Problem description:
Across the entries that follow, how many lines have the word "zgłoszenia" in them? Give only the number.

[Data about app and page elements]
□ □ □ □ □ □ □

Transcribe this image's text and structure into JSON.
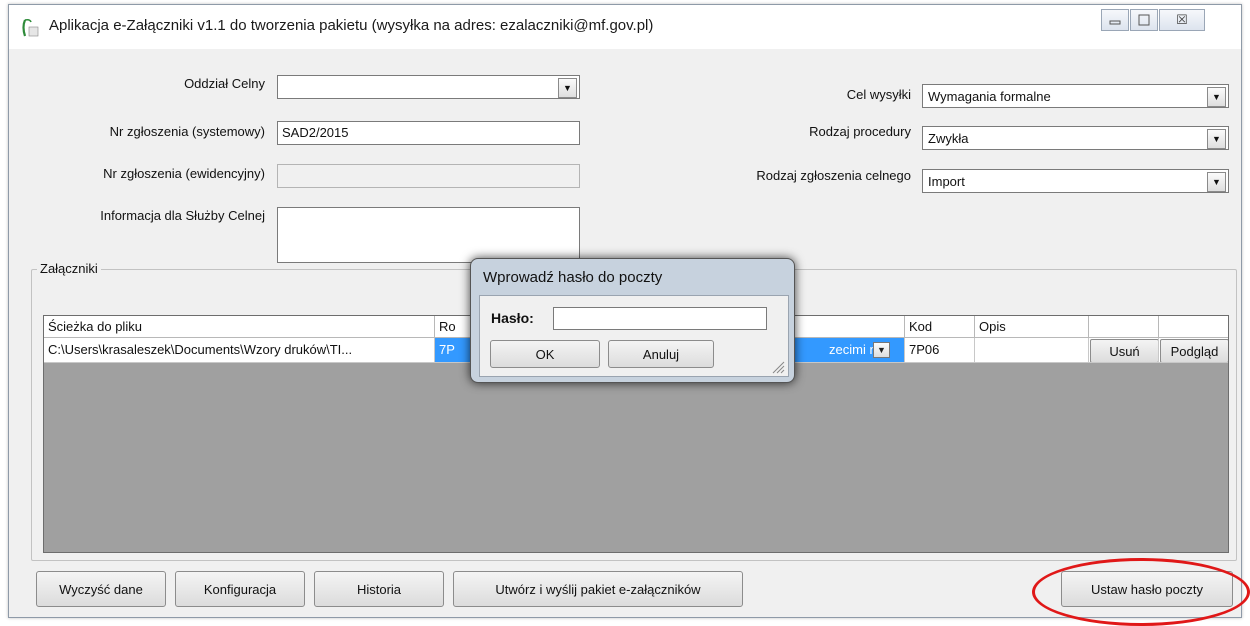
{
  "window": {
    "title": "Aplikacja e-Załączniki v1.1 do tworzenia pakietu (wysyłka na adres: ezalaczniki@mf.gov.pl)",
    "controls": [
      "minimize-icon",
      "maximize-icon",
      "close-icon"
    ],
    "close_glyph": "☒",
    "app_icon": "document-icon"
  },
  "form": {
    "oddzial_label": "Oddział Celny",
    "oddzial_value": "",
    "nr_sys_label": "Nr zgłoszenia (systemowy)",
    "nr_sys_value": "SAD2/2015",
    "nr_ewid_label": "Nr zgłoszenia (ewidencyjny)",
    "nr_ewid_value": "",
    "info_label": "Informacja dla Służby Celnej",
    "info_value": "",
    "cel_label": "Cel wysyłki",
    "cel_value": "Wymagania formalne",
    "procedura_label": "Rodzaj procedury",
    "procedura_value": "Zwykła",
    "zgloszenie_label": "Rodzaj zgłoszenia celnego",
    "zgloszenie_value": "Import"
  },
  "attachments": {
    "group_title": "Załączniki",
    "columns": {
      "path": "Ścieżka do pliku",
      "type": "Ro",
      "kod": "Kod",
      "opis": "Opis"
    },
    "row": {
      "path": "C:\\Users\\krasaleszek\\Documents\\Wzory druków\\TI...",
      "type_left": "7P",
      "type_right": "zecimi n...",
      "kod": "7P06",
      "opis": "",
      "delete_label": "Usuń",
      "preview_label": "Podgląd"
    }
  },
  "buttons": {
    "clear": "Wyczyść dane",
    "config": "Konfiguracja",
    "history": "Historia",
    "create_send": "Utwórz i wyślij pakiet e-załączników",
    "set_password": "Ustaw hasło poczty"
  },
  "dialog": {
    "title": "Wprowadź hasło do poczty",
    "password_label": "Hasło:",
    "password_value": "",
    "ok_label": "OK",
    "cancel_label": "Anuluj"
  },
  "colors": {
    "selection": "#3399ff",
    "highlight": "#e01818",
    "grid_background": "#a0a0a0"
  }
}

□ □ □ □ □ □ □

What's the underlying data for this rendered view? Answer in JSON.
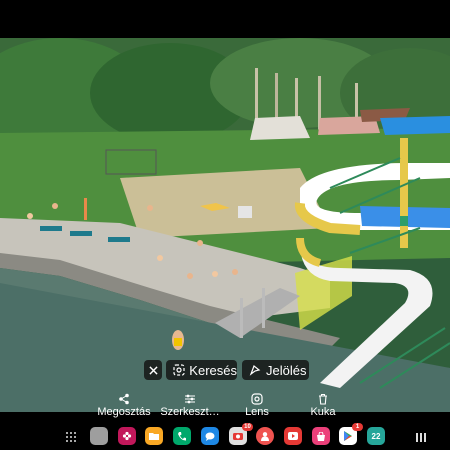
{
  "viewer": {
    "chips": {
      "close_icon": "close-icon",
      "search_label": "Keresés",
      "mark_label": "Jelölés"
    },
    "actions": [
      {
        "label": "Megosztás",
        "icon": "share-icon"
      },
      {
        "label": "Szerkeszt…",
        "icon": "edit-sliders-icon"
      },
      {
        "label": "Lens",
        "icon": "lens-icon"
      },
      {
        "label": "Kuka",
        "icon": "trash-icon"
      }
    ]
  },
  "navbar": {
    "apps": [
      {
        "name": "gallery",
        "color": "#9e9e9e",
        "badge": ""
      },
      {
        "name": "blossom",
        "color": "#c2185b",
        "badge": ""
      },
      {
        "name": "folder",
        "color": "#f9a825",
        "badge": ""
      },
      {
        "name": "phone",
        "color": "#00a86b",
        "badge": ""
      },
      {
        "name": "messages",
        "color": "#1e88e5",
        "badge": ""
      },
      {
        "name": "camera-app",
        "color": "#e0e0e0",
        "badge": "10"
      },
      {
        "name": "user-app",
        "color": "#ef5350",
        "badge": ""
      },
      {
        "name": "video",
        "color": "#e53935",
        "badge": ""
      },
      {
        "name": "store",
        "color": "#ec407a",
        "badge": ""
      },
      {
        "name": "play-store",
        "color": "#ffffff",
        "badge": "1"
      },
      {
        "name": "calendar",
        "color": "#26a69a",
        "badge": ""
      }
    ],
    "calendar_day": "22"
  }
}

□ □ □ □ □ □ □

Task output:
3